--- EXERCISE MATERIAL Enclosed Below ---

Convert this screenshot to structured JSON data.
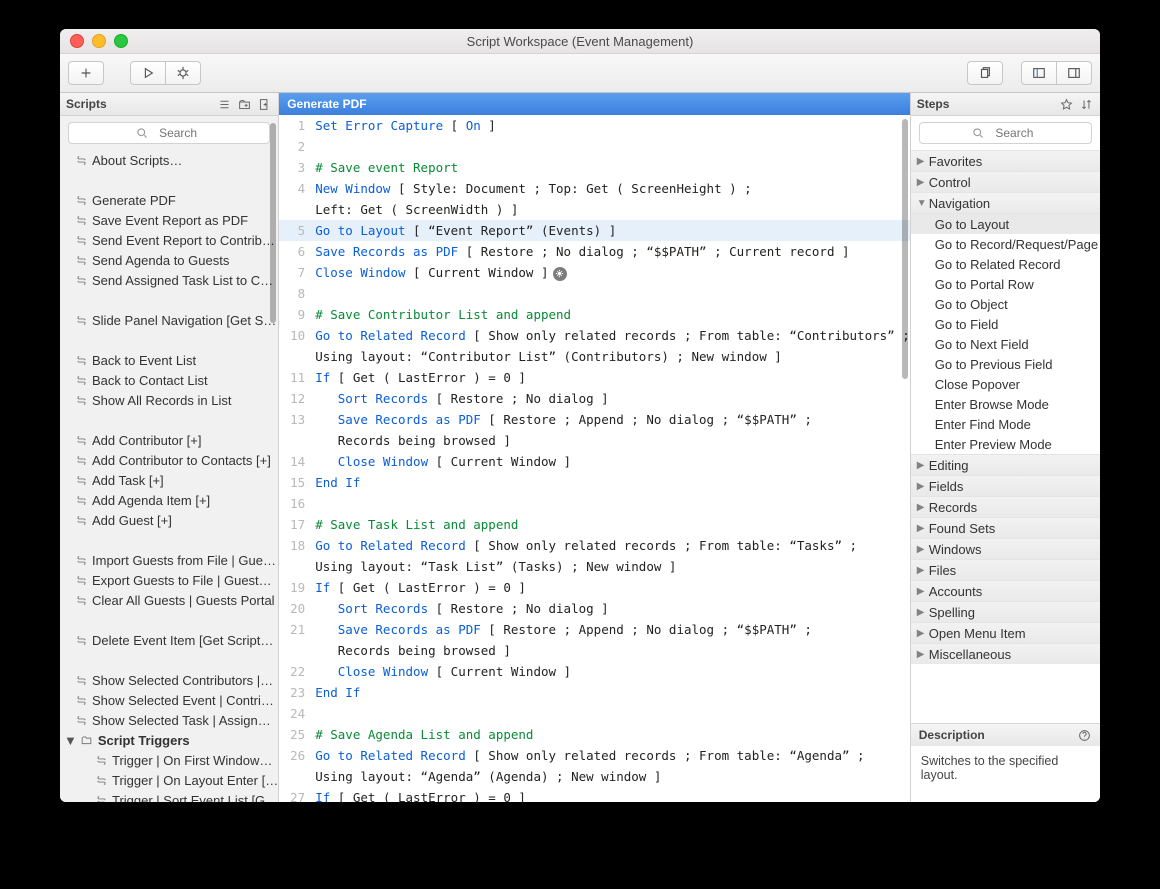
{
  "window_title": "Script Workspace (Event Management)",
  "scripts_panel": {
    "title": "Scripts",
    "search_placeholder": "Search",
    "items": [
      "About Scripts…",
      "",
      "Generate PDF",
      "Save Event Report as PDF",
      "Send Event Report to Contrib…",
      "Send Agenda to Guests",
      "Send Assigned Task List to C…",
      "",
      "Slide Panel Navigation [Get S…",
      "",
      "Back to Event List",
      "Back to Contact List",
      "Show All Records in List",
      "",
      "Add Contributor [+]",
      "Add Contributor to Contacts [+]",
      "Add Task [+]",
      "Add Agenda Item [+]",
      "Add Guest [+]",
      "",
      "Import Guests from File | Gue…",
      "Export Guests to File | Guest…",
      "Clear All Guests | Guests Portal",
      "",
      "Delete Event Item [Get Script…",
      "",
      "Show Selected Contributors |…",
      "Show Selected Event | Contri…",
      "Show Selected Task  | Assign…"
    ],
    "folder": {
      "label": "Script Triggers",
      "children": [
        "Trigger | On First Window…",
        "Trigger | On Layout Enter […",
        "Trigger | Sort Event List [G…"
      ]
    }
  },
  "editor": {
    "title": "Generate PDF",
    "lines": [
      {
        "n": 1,
        "h": [
          [
            "Set Error Capture",
            "b"
          ],
          [
            " [ ",
            "p"
          ],
          [
            "On",
            "b"
          ],
          [
            " ]",
            "p"
          ]
        ]
      },
      {
        "n": 2,
        "h": []
      },
      {
        "n": 3,
        "h": [
          [
            "# Save event Report",
            "g"
          ]
        ]
      },
      {
        "n": 4,
        "h": [
          [
            "New Window",
            "b"
          ],
          [
            " [ Style: Document ; Top: Get ( ScreenHeight ) ;",
            "p"
          ]
        ],
        "cont": "Left: Get ( ScreenWidth ) ]"
      },
      {
        "n": 5,
        "sel": true,
        "h": [
          [
            "Go to Layout",
            "b"
          ],
          [
            " [ “Event Report” (Events) ]",
            "p"
          ]
        ]
      },
      {
        "n": 6,
        "h": [
          [
            "Save Records as PDF",
            "b"
          ],
          [
            " [ Restore ; No dialog ; “$$PATH” ; Current record ]",
            "p"
          ]
        ]
      },
      {
        "n": 7,
        "h": [
          [
            "Close Window",
            "b"
          ],
          [
            " [ Current Window ]",
            "p"
          ]
        ],
        "gear": true
      },
      {
        "n": 8,
        "h": []
      },
      {
        "n": 9,
        "h": [
          [
            "# Save Contributor List and append",
            "g"
          ]
        ]
      },
      {
        "n": 10,
        "h": [
          [
            "Go to Related Record",
            "b"
          ],
          [
            " [ Show only related records ; From table: “Contributors” ;",
            "p"
          ]
        ],
        "cont": "Using layout: “Contributor List” (Contributors) ; New window ]"
      },
      {
        "n": 11,
        "h": [
          [
            "If",
            "b"
          ],
          [
            " [ Get ( LastError ) = 0 ]",
            "p"
          ]
        ]
      },
      {
        "n": 12,
        "h": [
          [
            "   ",
            "p"
          ],
          [
            "Sort Records",
            "b"
          ],
          [
            " [ Restore ; No dialog ]",
            "p"
          ]
        ]
      },
      {
        "n": 13,
        "h": [
          [
            "   ",
            "p"
          ],
          [
            "Save Records as PDF",
            "b"
          ],
          [
            " [ Restore ; Append ; No dialog ; “$$PATH” ;",
            "p"
          ]
        ],
        "cont": "   Records being browsed ]"
      },
      {
        "n": 14,
        "h": [
          [
            "   ",
            "p"
          ],
          [
            "Close Window",
            "b"
          ],
          [
            " [ Current Window ]",
            "p"
          ]
        ]
      },
      {
        "n": 15,
        "h": [
          [
            "End If",
            "b"
          ]
        ]
      },
      {
        "n": 16,
        "h": []
      },
      {
        "n": 17,
        "h": [
          [
            "# Save Task List and append",
            "g"
          ]
        ]
      },
      {
        "n": 18,
        "h": [
          [
            "Go to Related Record",
            "b"
          ],
          [
            " [ Show only related records ; From table: “Tasks” ;",
            "p"
          ]
        ],
        "cont": "Using layout: “Task List” (Tasks) ; New window ]"
      },
      {
        "n": 19,
        "h": [
          [
            "If",
            "b"
          ],
          [
            " [ Get ( LastError ) = 0 ]",
            "p"
          ]
        ]
      },
      {
        "n": 20,
        "h": [
          [
            "   ",
            "p"
          ],
          [
            "Sort Records",
            "b"
          ],
          [
            " [ Restore ; No dialog ]",
            "p"
          ]
        ]
      },
      {
        "n": 21,
        "h": [
          [
            "   ",
            "p"
          ],
          [
            "Save Records as PDF",
            "b"
          ],
          [
            " [ Restore ; Append ; No dialog ; “$$PATH” ;",
            "p"
          ]
        ],
        "cont": "   Records being browsed ]"
      },
      {
        "n": 22,
        "h": [
          [
            "   ",
            "p"
          ],
          [
            "Close Window",
            "b"
          ],
          [
            " [ Current Window ]",
            "p"
          ]
        ]
      },
      {
        "n": 23,
        "h": [
          [
            "End If",
            "b"
          ]
        ]
      },
      {
        "n": 24,
        "h": []
      },
      {
        "n": 25,
        "h": [
          [
            "# Save Agenda List and append",
            "g"
          ]
        ]
      },
      {
        "n": 26,
        "h": [
          [
            "Go to Related Record",
            "b"
          ],
          [
            " [ Show only related records ; From table: “Agenda” ;",
            "p"
          ]
        ],
        "cont": "Using layout: “Agenda” (Agenda) ; New window ]"
      },
      {
        "n": 27,
        "h": [
          [
            "If",
            "b"
          ],
          [
            " [ Get ( LastError ) = 0 ]",
            "p"
          ]
        ]
      }
    ]
  },
  "steps_panel": {
    "title": "Steps",
    "search_placeholder": "Search",
    "categories": [
      {
        "name": "Favorites",
        "open": false
      },
      {
        "name": "Control",
        "open": false
      },
      {
        "name": "Navigation",
        "open": true,
        "items": [
          "Go to Layout",
          "Go to Record/Request/Page",
          "Go to Related Record",
          "Go to Portal Row",
          "Go to Object",
          "Go to Field",
          "Go to Next Field",
          "Go to Previous Field",
          "Close Popover",
          "Enter Browse Mode",
          "Enter Find Mode",
          "Enter Preview Mode"
        ],
        "selected": "Go to Layout"
      },
      {
        "name": "Editing",
        "open": false
      },
      {
        "name": "Fields",
        "open": false
      },
      {
        "name": "Records",
        "open": false
      },
      {
        "name": "Found Sets",
        "open": false
      },
      {
        "name": "Windows",
        "open": false
      },
      {
        "name": "Files",
        "open": false
      },
      {
        "name": "Accounts",
        "open": false
      },
      {
        "name": "Spelling",
        "open": false
      },
      {
        "name": "Open Menu Item",
        "open": false
      },
      {
        "name": "Miscellaneous",
        "open": false
      }
    ]
  },
  "description": {
    "title": "Description",
    "text": "Switches to the specified layout."
  }
}
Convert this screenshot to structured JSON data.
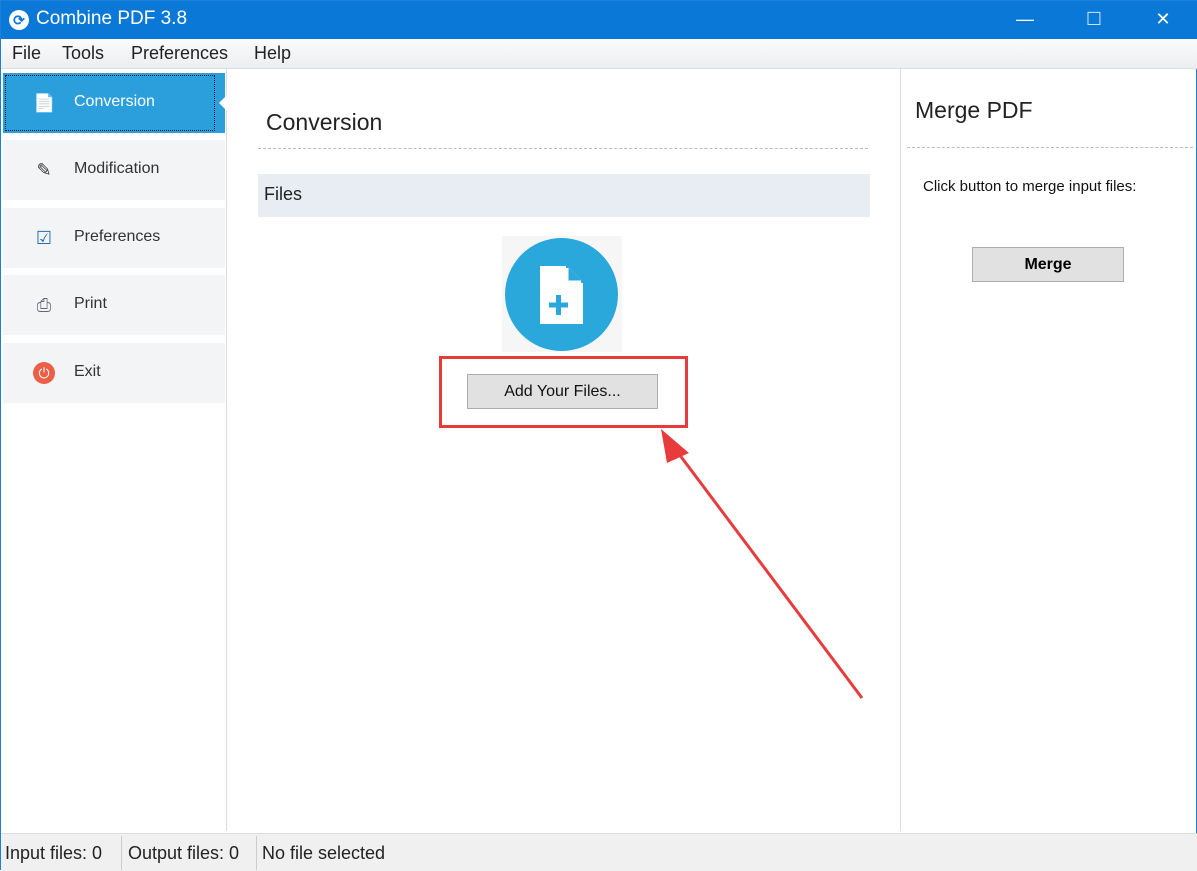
{
  "window": {
    "title": "Combine PDF 3.8",
    "minimize": "—",
    "maximize": "☐",
    "close": "✕"
  },
  "menu": [
    "File",
    "Tools",
    "Preferences",
    "Help"
  ],
  "sidebar": {
    "items": [
      {
        "label": "Conversion",
        "icon": "document-convert-icon"
      },
      {
        "label": "Modification",
        "icon": "document-edit-icon"
      },
      {
        "label": "Preferences",
        "icon": "checkbox-settings-icon"
      },
      {
        "label": "Print",
        "icon": "printer-icon"
      },
      {
        "label": "Exit",
        "icon": "power-icon"
      }
    ]
  },
  "main": {
    "title": "Conversion",
    "files_header": "Files",
    "add_button": "Add Your Files..."
  },
  "right": {
    "title": "Merge PDF",
    "instruction": "Click button to merge input files:",
    "merge_button": "Merge"
  },
  "status": {
    "input": "Input files: 0",
    "output": "Output files: 0",
    "selection": "No file selected"
  },
  "colors": {
    "accent": "#2b9fdc",
    "titlebar": "#0a78d7",
    "annotation": "#e83c3c"
  }
}
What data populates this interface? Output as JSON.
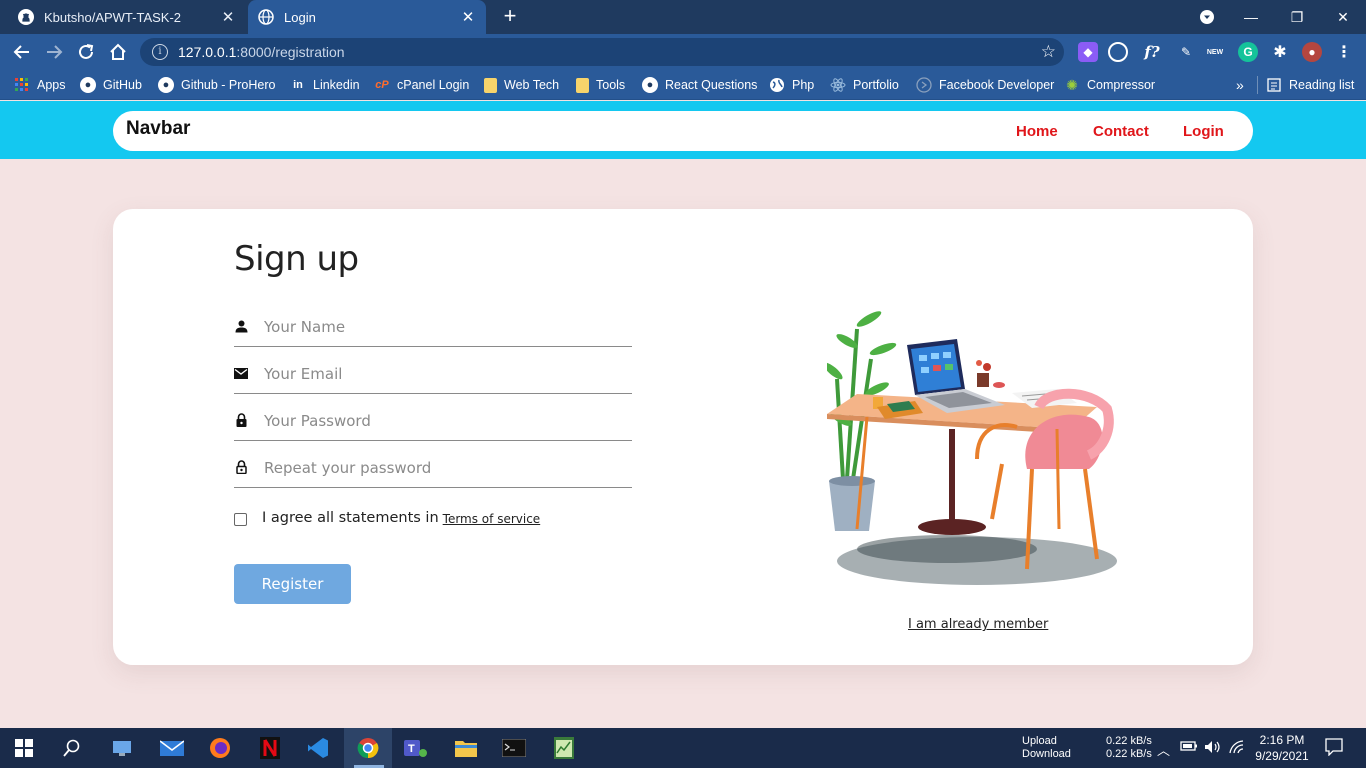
{
  "browser": {
    "tabs": [
      {
        "title": "Kbutsho/APWT-TASK-2",
        "icon": "github-icon",
        "active": false
      },
      {
        "title": "Login",
        "icon": "globe-icon",
        "active": true
      }
    ],
    "url_host": "127.0.0.1",
    "url_rest": ":8000/registration",
    "bookmarks": [
      {
        "label": "Apps",
        "icon": "apps-grid-icon"
      },
      {
        "label": "GitHub",
        "icon": "github-icon"
      },
      {
        "label": "Github - ProHero",
        "icon": "github-icon"
      },
      {
        "label": "Linkedin",
        "icon": "linkedin-icon"
      },
      {
        "label": "cPanel Login",
        "icon": "cpanel-icon"
      },
      {
        "label": "Web Tech",
        "icon": "folder-icon"
      },
      {
        "label": "Tools",
        "icon": "folder-icon"
      },
      {
        "label": "React Questions",
        "icon": "github-icon"
      },
      {
        "label": "Php",
        "icon": "globe-icon"
      },
      {
        "label": "Portfolio",
        "icon": "react-icon"
      },
      {
        "label": "Facebook Developer",
        "icon": "facebook-icon"
      },
      {
        "label": "Compressor",
        "icon": "compressor-icon"
      }
    ],
    "more_bookmarks": "»",
    "reading_list": "Reading list"
  },
  "navbar": {
    "brand": "Navbar",
    "links": [
      "Home",
      "Contact",
      "Login"
    ],
    "link_color": "#e0161a",
    "bar_color": "#14c8f0"
  },
  "form": {
    "title": "Sign up",
    "name_placeholder": "Your Name",
    "email_placeholder": "Your Email",
    "password_placeholder": "Your Password",
    "repeat_placeholder": "Repeat your password",
    "agree_text": "I agree all statements in",
    "terms_link": "Terms of service",
    "register_label": "Register",
    "register_color": "#6fa8e0",
    "member_link": "I am already member"
  },
  "taskbar": {
    "network_upload_label": "Upload",
    "network_download_label": "Download",
    "upload_rate": "0.22 kB/s",
    "download_rate": "0.22 kB/s",
    "time": "2:16 PM",
    "date": "9/29/2021"
  }
}
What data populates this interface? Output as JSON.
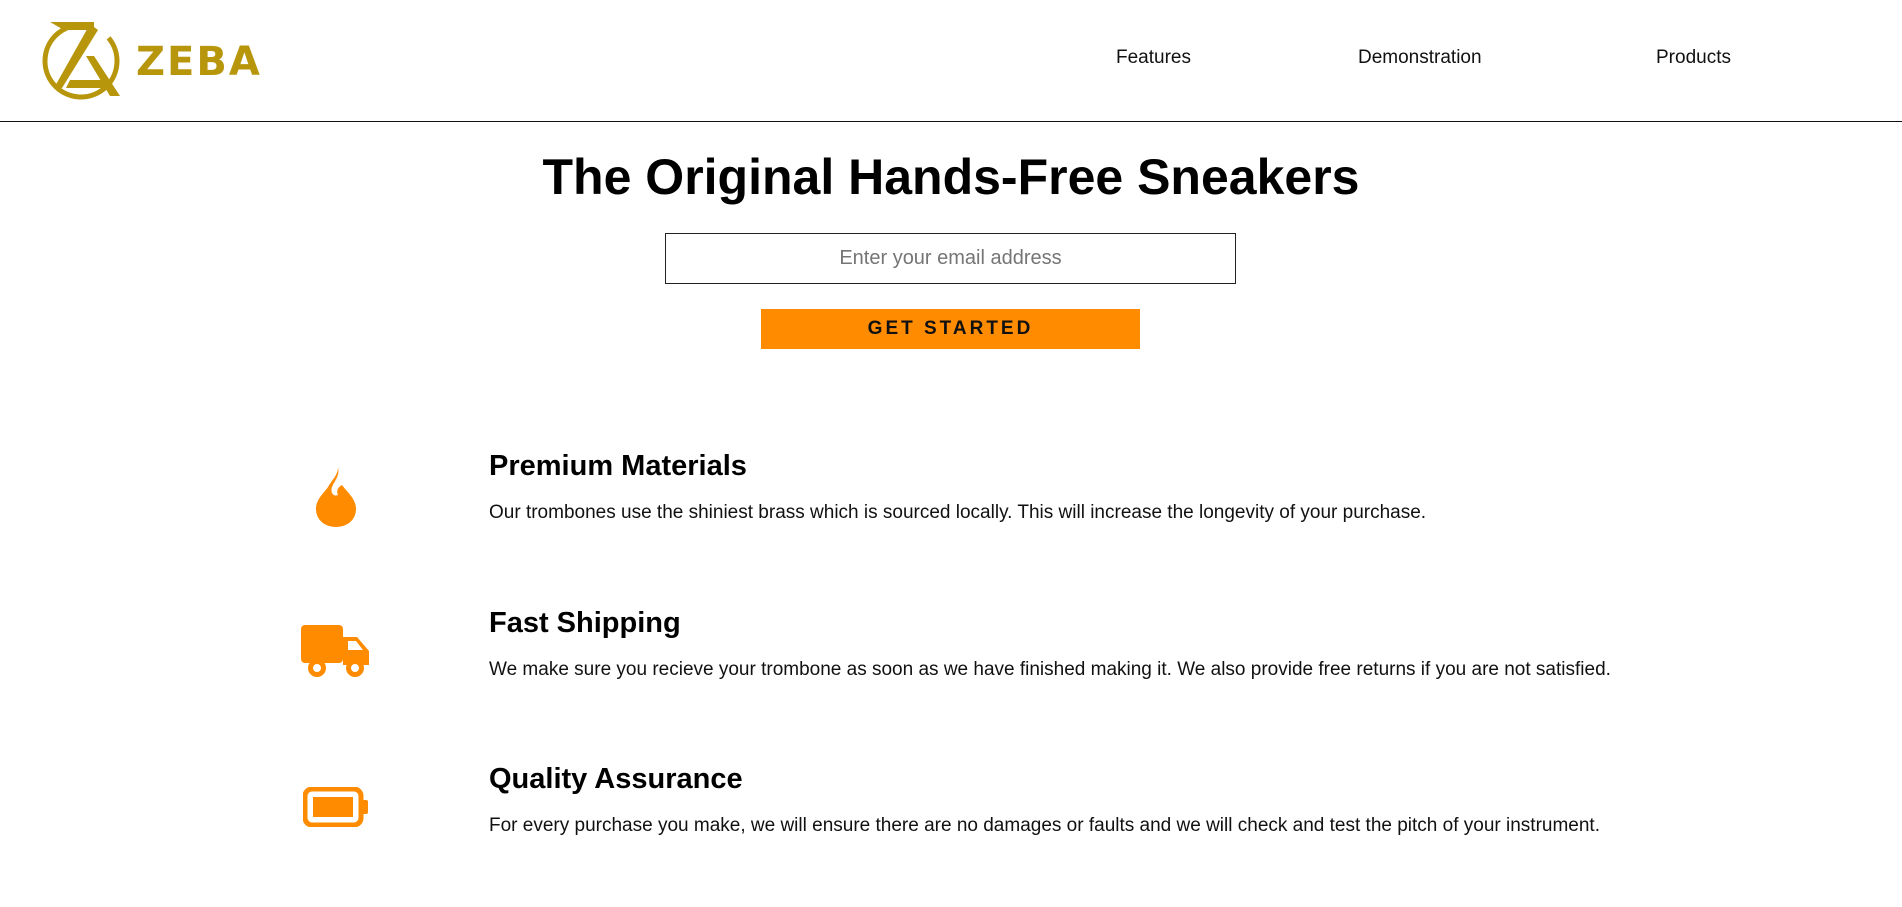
{
  "brand": {
    "name": "ZEBA",
    "color": "#b8960c"
  },
  "nav": {
    "items": [
      {
        "label": "Features"
      },
      {
        "label": "Demonstration"
      },
      {
        "label": "Products"
      }
    ]
  },
  "hero": {
    "title": "The Original Hands-Free Sneakers",
    "email_placeholder": "Enter your email address",
    "email_value": "",
    "cta_label": "GET STARTED",
    "accent_color": "#ff8c00"
  },
  "features": [
    {
      "icon": "flame-icon",
      "title": "Premium Materials",
      "description": "Our trombones use the shiniest brass which is sourced locally. This will increase the longevity of your purchase."
    },
    {
      "icon": "truck-icon",
      "title": "Fast Shipping",
      "description": "We make sure you recieve your trombone as soon as we have finished making it. We also provide free returns if you are not satisfied."
    },
    {
      "icon": "battery-icon",
      "title": "Quality Assurance",
      "description": "For every purchase you make, we will ensure there are no damages or faults and we will check and test the pitch of your instrument."
    }
  ]
}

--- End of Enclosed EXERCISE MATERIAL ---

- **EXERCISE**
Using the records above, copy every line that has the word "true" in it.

- **SOLUTION FOR THIS TASK**
        "sel": true,
        "gear": true
        "open": true,
        "active": true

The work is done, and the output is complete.